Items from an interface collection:
=== Begin Enclosure ===
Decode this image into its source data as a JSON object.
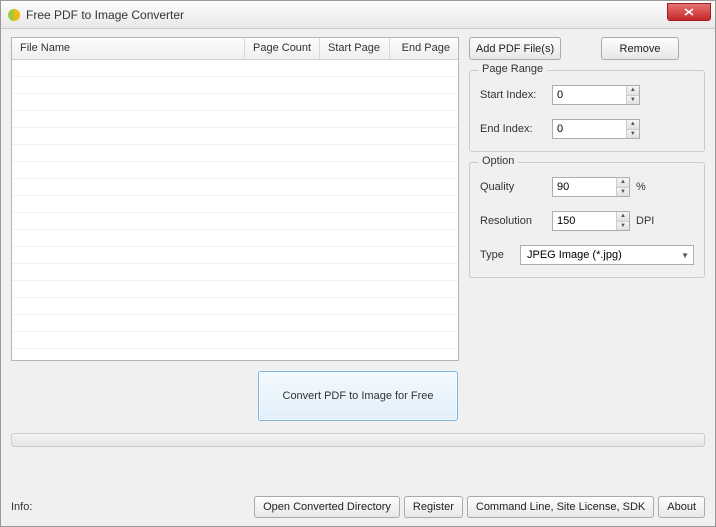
{
  "title": "Free PDF to Image Converter",
  "table": {
    "cols": {
      "file_name": "File Name",
      "page_count": "Page Count",
      "start_page": "Start Page",
      "end_page": "End Page"
    }
  },
  "buttons": {
    "add": "Add PDF File(s)",
    "remove": "Remove",
    "convert": "Convert PDF to Image for Free",
    "open_dir": "Open Converted Directory",
    "register": "Register",
    "cmdline": "Command Line, Site License, SDK",
    "about": "About"
  },
  "page_range": {
    "title": "Page Range",
    "start_label": "Start Index:",
    "start_value": "0",
    "end_label": "End Index:",
    "end_value": "0"
  },
  "option": {
    "title": "Option",
    "quality_label": "Quality",
    "quality_value": "90",
    "quality_unit": "%",
    "resolution_label": "Resolution",
    "resolution_value": "150",
    "resolution_unit": "DPI",
    "type_label": "Type",
    "type_value": "JPEG Image (*.jpg)"
  },
  "footer": {
    "info": "Info:"
  }
}
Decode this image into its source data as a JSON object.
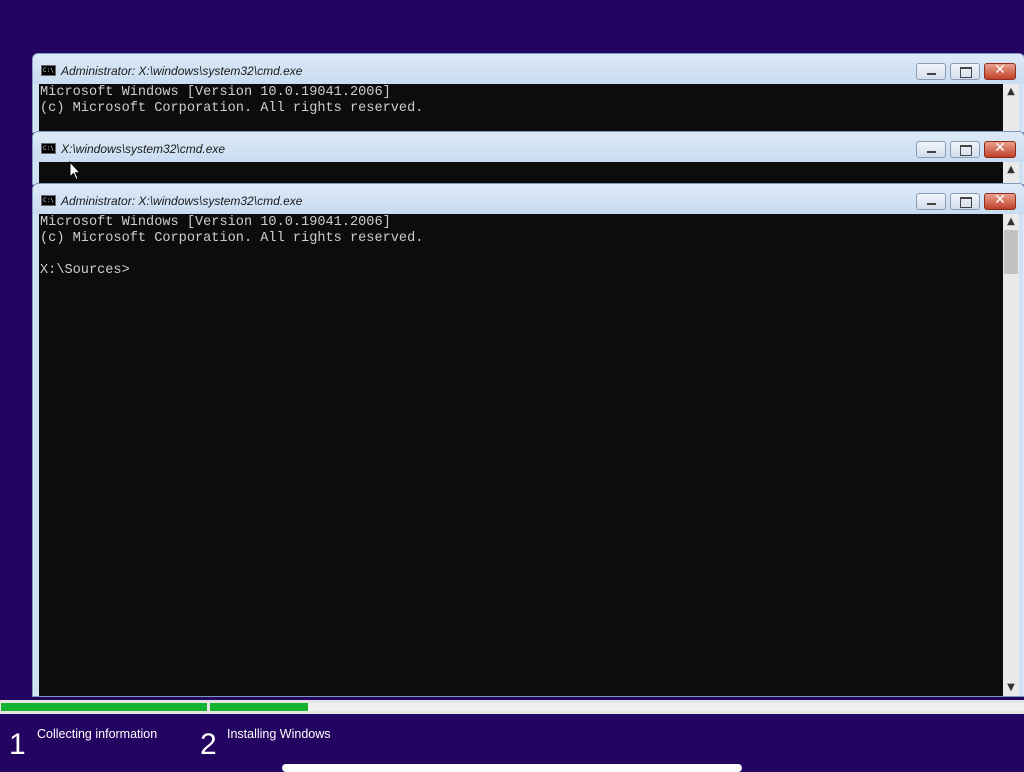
{
  "windows": [
    {
      "title": "Administrator: X:\\windows\\system32\\cmd.exe",
      "lines": [
        "Microsoft Windows [Version 10.0.19041.2006]",
        "(c) Microsoft Corporation. All rights reserved."
      ]
    },
    {
      "title": "X:\\windows\\system32\\cmd.exe",
      "lines": []
    },
    {
      "title": "Administrator: X:\\windows\\system32\\cmd.exe",
      "lines": [
        "Microsoft Windows [Version 10.0.19041.2006]",
        "(c) Microsoft Corporation. All rights reserved.",
        "",
        "X:\\Sources>"
      ]
    }
  ],
  "icons": {
    "console_app": "cmd-icon",
    "minimize": "minimize-icon",
    "maximize": "maximize-icon",
    "close": "close-icon",
    "scroll_up": "scroll-up-arrow-icon",
    "scroll_down": "scroll-down-arrow-icon",
    "cursor": "mouse-pointer-icon"
  },
  "setup": {
    "steps": [
      {
        "number": "1",
        "label": "Collecting information",
        "progress": 1.0
      },
      {
        "number": "2",
        "label": "Installing Windows",
        "progress": 0.12
      }
    ]
  },
  "colors": {
    "desktop": "#230461",
    "console_bg": "#0c0c0c",
    "console_text": "#cccccc",
    "progress": "#14b22e",
    "close_button": "#c0402a"
  }
}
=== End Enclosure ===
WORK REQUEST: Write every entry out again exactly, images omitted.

RESPONSE AREA:
Decode this image into its source data as a JSON object.
{
  "title": "Free PDF to Image Converter",
  "table": {
    "cols": {
      "file_name": "File Name",
      "page_count": "Page Count",
      "start_page": "Start Page",
      "end_page": "End Page"
    }
  },
  "buttons": {
    "add": "Add PDF File(s)",
    "remove": "Remove",
    "convert": "Convert PDF to Image for Free",
    "open_dir": "Open Converted Directory",
    "register": "Register",
    "cmdline": "Command Line, Site License, SDK",
    "about": "About"
  },
  "page_range": {
    "title": "Page Range",
    "start_label": "Start Index:",
    "start_value": "0",
    "end_label": "End Index:",
    "end_value": "0"
  },
  "option": {
    "title": "Option",
    "quality_label": "Quality",
    "quality_value": "90",
    "quality_unit": "%",
    "resolution_label": "Resolution",
    "resolution_value": "150",
    "resolution_unit": "DPI",
    "type_label": "Type",
    "type_value": "JPEG Image (*.jpg)"
  },
  "footer": {
    "info": "Info:"
  }
}
Decode this image into its source data as a JSON object.
{
  "windows": [
    {
      "title": "Administrator: X:\\windows\\system32\\cmd.exe",
      "lines": [
        "Microsoft Windows [Version 10.0.19041.2006]",
        "(c) Microsoft Corporation. All rights reserved."
      ]
    },
    {
      "title": "X:\\windows\\system32\\cmd.exe",
      "lines": []
    },
    {
      "title": "Administrator: X:\\windows\\system32\\cmd.exe",
      "lines": [
        "Microsoft Windows [Version 10.0.19041.2006]",
        "(c) Microsoft Corporation. All rights reserved.",
        "",
        "X:\\Sources>"
      ]
    }
  ],
  "icons": {
    "console_app": "cmd-icon",
    "minimize": "minimize-icon",
    "maximize": "maximize-icon",
    "close": "close-icon",
    "scroll_up": "scroll-up-arrow-icon",
    "scroll_down": "scroll-down-arrow-icon",
    "cursor": "mouse-pointer-icon"
  },
  "setup": {
    "steps": [
      {
        "number": "1",
        "label": "Collecting information",
        "progress": 1.0
      },
      {
        "number": "2",
        "label": "Installing Windows",
        "progress": 0.12
      }
    ]
  },
  "colors": {
    "desktop": "#230461",
    "console_bg": "#0c0c0c",
    "console_text": "#cccccc",
    "progress": "#14b22e",
    "close_button": "#c0402a"
  }
}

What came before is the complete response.